By K. Walker
Whoops. It looks like unilaterally tearing something down and then putting something else in its place doesn’t fly well with local lawmakers. Go figure.
The statue of 17th-century slave trader Edward Colston was defaced, removed from its plinth, and tossed into the harbor during a Black Lives Matter protest in Bristol, U.K. Colston was born in Bristol to a wealthy merchant family in 1636. In 1680, he became a slave trader with the Royal African Company, where it’s believed that during his time there, 84,000 African men, women, and children were transported as slaves. That isn’t what the bronze statue of Colston was honoring, however. In 1895, the memorial was placed in the city center in his honor because Colston was a philanthropist who bequeathed his wealth to local Bristol charities upon his death.
There stood the statue for 125 years until it was yanked from the plinth on June 7 and shoved into the drink.
Trending: Why we had to go through all this
The Colston statue was removed from the harbor on June 11. It will be placed in a museum along with some of the BLM protests signs.
In any event, after the statue was removed, Jen Reid, one of the protester, stood on the now-empty Colston plinth and raised her fist.
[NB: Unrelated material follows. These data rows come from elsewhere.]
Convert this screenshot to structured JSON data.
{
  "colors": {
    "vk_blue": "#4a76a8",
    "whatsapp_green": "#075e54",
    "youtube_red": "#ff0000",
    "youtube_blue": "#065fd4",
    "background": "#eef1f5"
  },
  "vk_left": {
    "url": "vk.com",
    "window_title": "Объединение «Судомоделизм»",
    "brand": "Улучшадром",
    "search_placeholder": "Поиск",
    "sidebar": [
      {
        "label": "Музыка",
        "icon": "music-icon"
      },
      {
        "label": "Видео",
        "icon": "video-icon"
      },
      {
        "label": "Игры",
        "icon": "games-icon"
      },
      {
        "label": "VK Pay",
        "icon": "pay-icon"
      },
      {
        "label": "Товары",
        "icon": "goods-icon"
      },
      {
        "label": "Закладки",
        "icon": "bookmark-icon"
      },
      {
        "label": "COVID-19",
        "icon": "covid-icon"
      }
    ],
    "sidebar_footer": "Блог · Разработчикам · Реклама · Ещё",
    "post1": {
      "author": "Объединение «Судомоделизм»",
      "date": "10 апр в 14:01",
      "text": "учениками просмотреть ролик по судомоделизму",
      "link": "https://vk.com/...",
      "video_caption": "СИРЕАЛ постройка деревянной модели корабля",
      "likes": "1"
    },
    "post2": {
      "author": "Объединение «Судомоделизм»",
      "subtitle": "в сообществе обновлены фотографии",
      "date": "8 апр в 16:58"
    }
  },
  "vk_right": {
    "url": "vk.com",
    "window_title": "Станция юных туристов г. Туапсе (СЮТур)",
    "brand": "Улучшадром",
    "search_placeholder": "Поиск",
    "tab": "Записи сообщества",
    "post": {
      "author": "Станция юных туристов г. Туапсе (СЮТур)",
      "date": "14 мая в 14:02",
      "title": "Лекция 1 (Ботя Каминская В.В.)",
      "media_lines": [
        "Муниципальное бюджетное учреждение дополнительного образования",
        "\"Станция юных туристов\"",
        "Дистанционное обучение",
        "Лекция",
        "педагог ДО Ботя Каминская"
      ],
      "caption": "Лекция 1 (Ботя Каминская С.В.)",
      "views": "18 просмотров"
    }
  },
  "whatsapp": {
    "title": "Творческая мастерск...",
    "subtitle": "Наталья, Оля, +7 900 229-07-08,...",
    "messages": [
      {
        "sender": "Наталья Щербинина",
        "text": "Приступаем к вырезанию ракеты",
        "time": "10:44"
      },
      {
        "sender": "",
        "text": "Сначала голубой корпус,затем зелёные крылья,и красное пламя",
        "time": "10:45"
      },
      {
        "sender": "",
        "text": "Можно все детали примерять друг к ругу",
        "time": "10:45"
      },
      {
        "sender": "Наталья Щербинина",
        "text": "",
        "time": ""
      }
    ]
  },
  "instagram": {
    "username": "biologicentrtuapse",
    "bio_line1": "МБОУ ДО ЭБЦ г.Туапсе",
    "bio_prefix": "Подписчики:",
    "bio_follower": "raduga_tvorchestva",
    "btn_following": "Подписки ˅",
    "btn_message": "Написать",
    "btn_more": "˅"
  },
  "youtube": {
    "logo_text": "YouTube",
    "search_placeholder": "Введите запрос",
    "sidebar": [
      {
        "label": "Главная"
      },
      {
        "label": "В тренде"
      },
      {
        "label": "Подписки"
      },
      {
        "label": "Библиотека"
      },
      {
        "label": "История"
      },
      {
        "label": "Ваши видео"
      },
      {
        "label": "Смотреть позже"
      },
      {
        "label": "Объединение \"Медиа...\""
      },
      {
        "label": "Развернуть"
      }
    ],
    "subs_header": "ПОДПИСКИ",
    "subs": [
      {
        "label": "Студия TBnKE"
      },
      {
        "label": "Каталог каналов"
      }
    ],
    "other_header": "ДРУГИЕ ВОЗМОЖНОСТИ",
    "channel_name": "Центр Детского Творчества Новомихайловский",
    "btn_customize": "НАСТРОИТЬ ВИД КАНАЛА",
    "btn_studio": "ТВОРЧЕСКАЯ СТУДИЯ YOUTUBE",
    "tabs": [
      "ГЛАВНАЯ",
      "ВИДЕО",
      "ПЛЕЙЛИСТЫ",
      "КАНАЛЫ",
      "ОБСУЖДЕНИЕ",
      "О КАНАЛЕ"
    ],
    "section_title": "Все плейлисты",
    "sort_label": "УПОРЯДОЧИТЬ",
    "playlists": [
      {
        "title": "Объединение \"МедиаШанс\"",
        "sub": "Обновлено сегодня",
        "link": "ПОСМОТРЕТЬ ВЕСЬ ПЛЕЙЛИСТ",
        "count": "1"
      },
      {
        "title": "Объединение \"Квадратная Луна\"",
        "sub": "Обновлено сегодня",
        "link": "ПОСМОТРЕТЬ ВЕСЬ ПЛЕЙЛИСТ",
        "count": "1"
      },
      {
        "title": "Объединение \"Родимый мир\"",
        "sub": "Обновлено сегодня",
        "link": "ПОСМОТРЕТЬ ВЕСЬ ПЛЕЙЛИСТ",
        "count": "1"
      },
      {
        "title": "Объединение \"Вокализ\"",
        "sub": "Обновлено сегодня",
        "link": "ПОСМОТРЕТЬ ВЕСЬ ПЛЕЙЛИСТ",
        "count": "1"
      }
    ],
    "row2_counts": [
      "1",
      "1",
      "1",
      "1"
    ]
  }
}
She was photographed and the image caught the eye of local artist, Marc Quinn, who created a resin and steel statue of Reid.
The artist then directed a team of ten people to erect the statue on top of the still-empty plinth in the early morning hours of July 15.
But, by 5 a.m. on July 16, the new BLM protester statue was ignominiously carted away by the city in a recycling truck.
It was there for 24 hours ⏰
The statue of protestor Jen Reid, which was placed on top of Edward Colston’s plinth, has been removed by @BristolCouncil
The authority says it will be held in a museum for the artist to pick up, or he can donate it to the museum’s collection. pic.twitter.com/pKdjI8oF4x
— BBC Radio Bristol (@bbcrb) July 16, 2020
The Bristol Post reports that city officials say that the statue will be “held at a museum for the artist to collect or donate to their collection.”
Protesters with signs were on hand to shout down the removal of the new statue. That doesn’t surprise me but the fact that any of these people is capable of being awake and out of bed by 5 a.m. does. Maybe they should think about getting jobs.
Marvin Rees, Mayor of Bristol said in a statement:
My relentless commitment is to build a city for all Bristolians, with all our differences.
To this end, the future of the plinth and what is installed on it must be decided by the people of Bristol. This will be critical to building a city that is home to those who are elated at the statue being pulled down, those who sympathise with its removal but are dismayed at how it happened and those who feel that in its removal, they’ve lost a piece of the Bristol they know and therefore themselves.